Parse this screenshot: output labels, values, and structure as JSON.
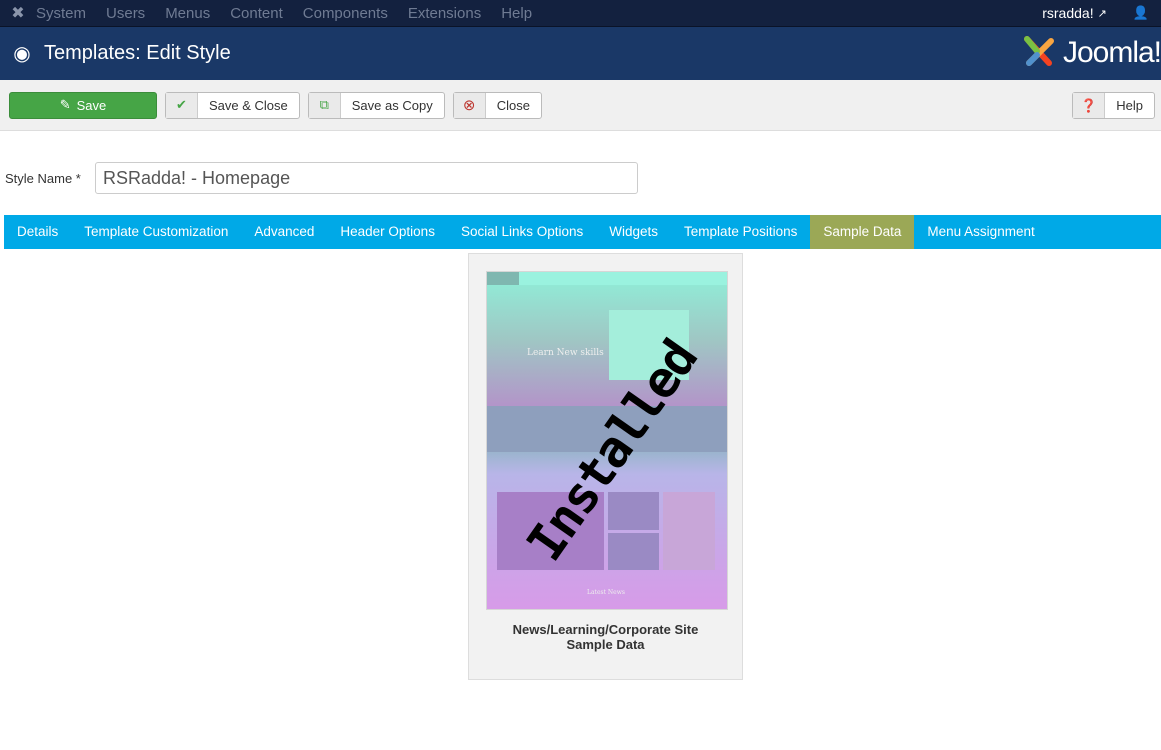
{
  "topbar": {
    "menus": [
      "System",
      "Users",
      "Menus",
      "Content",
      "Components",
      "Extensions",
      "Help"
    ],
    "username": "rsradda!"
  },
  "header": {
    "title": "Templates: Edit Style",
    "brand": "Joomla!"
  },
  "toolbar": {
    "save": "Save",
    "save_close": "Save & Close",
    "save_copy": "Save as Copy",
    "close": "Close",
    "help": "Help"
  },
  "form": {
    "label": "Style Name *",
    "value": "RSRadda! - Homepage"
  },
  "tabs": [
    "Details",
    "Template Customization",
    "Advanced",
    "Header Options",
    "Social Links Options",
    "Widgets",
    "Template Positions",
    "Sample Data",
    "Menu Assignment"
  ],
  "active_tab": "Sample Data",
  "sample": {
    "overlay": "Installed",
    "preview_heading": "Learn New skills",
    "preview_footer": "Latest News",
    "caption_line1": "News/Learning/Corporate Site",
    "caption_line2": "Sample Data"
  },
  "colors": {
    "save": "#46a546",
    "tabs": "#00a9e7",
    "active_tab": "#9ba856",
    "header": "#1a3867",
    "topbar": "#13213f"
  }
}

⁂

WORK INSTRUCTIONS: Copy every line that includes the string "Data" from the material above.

SOLUTION TO THIS EXERCISE:
    "Sample Data",
  "active_tab": "Sample Data",
    "caption_line2": "Sample Data"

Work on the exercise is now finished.